» AIM OF THE EXERCISE
Pictures are not part of the copy; repeat everything else in the records exactly.

== INFORMATION PROVIDED ==

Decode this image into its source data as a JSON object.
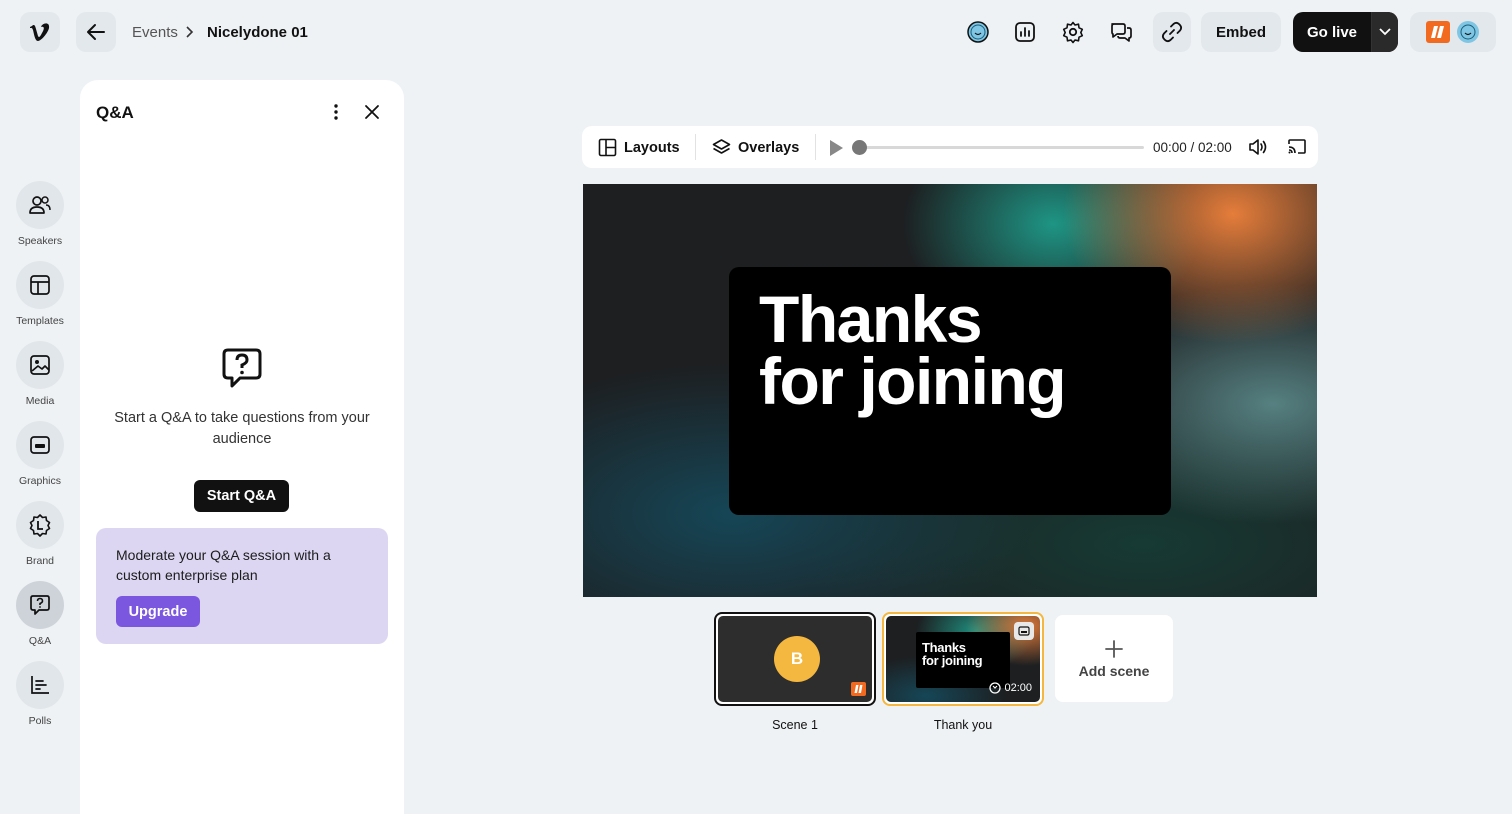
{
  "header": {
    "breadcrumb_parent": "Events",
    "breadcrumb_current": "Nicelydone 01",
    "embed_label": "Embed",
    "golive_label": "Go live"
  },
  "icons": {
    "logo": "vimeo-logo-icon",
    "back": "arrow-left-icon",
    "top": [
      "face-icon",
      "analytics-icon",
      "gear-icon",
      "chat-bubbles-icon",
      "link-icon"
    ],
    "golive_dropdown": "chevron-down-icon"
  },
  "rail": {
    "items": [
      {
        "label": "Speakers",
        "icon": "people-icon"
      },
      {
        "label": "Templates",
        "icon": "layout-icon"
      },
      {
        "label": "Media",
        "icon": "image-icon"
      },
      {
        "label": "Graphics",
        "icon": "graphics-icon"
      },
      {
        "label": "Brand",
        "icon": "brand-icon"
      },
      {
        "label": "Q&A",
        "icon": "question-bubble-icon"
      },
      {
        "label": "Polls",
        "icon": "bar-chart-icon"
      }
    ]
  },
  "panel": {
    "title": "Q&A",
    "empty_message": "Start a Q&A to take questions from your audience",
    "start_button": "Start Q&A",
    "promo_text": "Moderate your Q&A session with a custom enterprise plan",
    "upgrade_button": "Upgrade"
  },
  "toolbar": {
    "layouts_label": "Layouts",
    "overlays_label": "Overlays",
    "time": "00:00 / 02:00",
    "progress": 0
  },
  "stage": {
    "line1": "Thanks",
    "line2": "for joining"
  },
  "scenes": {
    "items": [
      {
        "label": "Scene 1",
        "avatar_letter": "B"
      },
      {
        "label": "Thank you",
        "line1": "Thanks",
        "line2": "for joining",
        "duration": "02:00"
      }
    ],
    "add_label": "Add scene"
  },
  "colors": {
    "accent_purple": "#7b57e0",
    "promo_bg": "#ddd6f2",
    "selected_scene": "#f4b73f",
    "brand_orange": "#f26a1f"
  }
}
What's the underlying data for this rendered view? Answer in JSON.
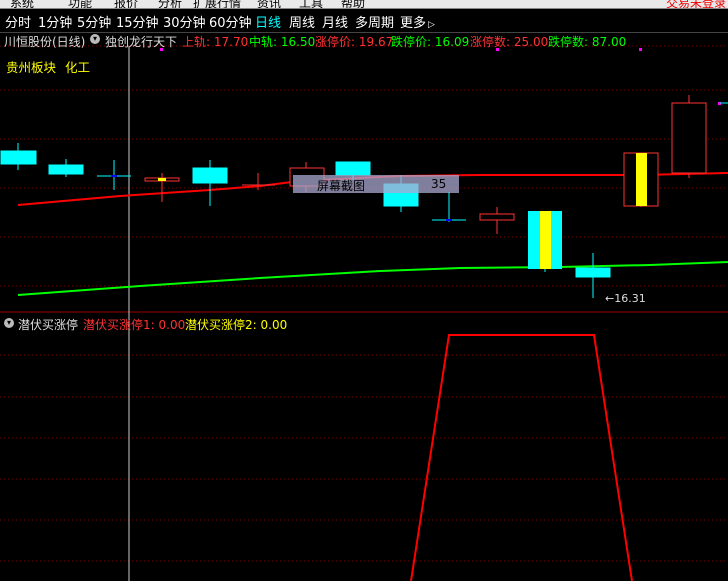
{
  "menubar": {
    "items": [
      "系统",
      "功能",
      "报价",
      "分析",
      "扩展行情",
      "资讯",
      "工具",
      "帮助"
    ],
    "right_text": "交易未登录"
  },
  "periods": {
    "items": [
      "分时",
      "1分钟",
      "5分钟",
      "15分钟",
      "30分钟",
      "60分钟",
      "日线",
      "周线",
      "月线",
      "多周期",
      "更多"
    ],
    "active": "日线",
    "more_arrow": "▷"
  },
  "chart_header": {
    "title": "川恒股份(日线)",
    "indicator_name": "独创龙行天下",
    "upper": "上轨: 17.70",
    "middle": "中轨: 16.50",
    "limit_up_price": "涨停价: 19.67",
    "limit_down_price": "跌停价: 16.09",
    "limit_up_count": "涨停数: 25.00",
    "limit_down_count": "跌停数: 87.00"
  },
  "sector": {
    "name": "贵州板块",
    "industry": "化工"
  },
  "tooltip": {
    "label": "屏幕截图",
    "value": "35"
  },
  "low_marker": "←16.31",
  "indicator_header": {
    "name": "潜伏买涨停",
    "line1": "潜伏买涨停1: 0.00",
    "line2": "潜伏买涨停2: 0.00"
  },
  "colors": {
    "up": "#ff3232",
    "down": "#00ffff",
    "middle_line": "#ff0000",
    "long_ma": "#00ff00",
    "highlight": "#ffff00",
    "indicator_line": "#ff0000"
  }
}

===

» OUTPUT FOR THIS EXERCISE
Decode this image into its source data as a JSON object.
{
  "header": {
    "breadcrumb_parent": "Events",
    "breadcrumb_current": "Nicelydone 01",
    "embed_label": "Embed",
    "golive_label": "Go live"
  },
  "icons": {
    "logo": "vimeo-logo-icon",
    "back": "arrow-left-icon",
    "top": [
      "face-icon",
      "analytics-icon",
      "gear-icon",
      "chat-bubbles-icon",
      "link-icon"
    ],
    "golive_dropdown": "chevron-down-icon"
  },
  "rail": {
    "items": [
      {
        "label": "Speakers",
        "icon": "people-icon"
      },
      {
        "label": "Templates",
        "icon": "layout-icon"
      },
      {
        "label": "Media",
        "icon": "image-icon"
      },
      {
        "label": "Graphics",
        "icon": "graphics-icon"
      },
      {
        "label": "Brand",
        "icon": "brand-icon"
      },
      {
        "label": "Q&A",
        "icon": "question-bubble-icon"
      },
      {
        "label": "Polls",
        "icon": "bar-chart-icon"
      }
    ]
  },
  "panel": {
    "title": "Q&A",
    "empty_message": "Start a Q&A to take questions from your audience",
    "start_button": "Start Q&A",
    "promo_text": "Moderate your Q&A session with a custom enterprise plan",
    "upgrade_button": "Upgrade"
  },
  "toolbar": {
    "layouts_label": "Layouts",
    "overlays_label": "Overlays",
    "time": "00:00 / 02:00",
    "progress": 0
  },
  "stage": {
    "line1": "Thanks",
    "line2": "for joining"
  },
  "scenes": {
    "items": [
      {
        "label": "Scene 1",
        "avatar_letter": "B"
      },
      {
        "label": "Thank you",
        "line1": "Thanks",
        "line2": "for joining",
        "duration": "02:00"
      }
    ],
    "add_label": "Add scene"
  },
  "colors": {
    "accent_purple": "#7b57e0",
    "promo_bg": "#ddd6f2",
    "selected_scene": "#f4b73f",
    "brand_orange": "#f26a1f"
  }
}
What's the underlying data for this rendered view? Answer in JSON.
{
  "menubar": {
    "items": [
      "系统",
      "功能",
      "报价",
      "分析",
      "扩展行情",
      "资讯",
      "工具",
      "帮助"
    ],
    "right_text": "交易未登录"
  },
  "periods": {
    "items": [
      "分时",
      "1分钟",
      "5分钟",
      "15分钟",
      "30分钟",
      "60分钟",
      "日线",
      "周线",
      "月线",
      "多周期",
      "更多"
    ],
    "active": "日线",
    "more_arrow": "▷"
  },
  "chart_header": {
    "title": "川恒股份(日线)",
    "indicator_name": "独创龙行天下",
    "upper": "上轨: 17.70",
    "middle": "中轨: 16.50",
    "limit_up_price": "涨停价: 19.67",
    "limit_down_price": "跌停价: 16.09",
    "limit_up_count": "涨停数: 25.00",
    "limit_down_count": "跌停数: 87.00"
  },
  "sector": {
    "name": "贵州板块",
    "industry": "化工"
  },
  "tooltip": {
    "label": "屏幕截图",
    "value": "35"
  },
  "low_marker": "←16.31",
  "indicator_header": {
    "name": "潜伏买涨停",
    "line1": "潜伏买涨停1: 0.00",
    "line2": "潜伏买涨停2: 0.00"
  },
  "colors": {
    "up": "#ff3232",
    "down": "#00ffff",
    "middle_line": "#ff0000",
    "long_ma": "#00ff00",
    "highlight": "#ffff00",
    "indicator_line": "#ff0000"
  }
}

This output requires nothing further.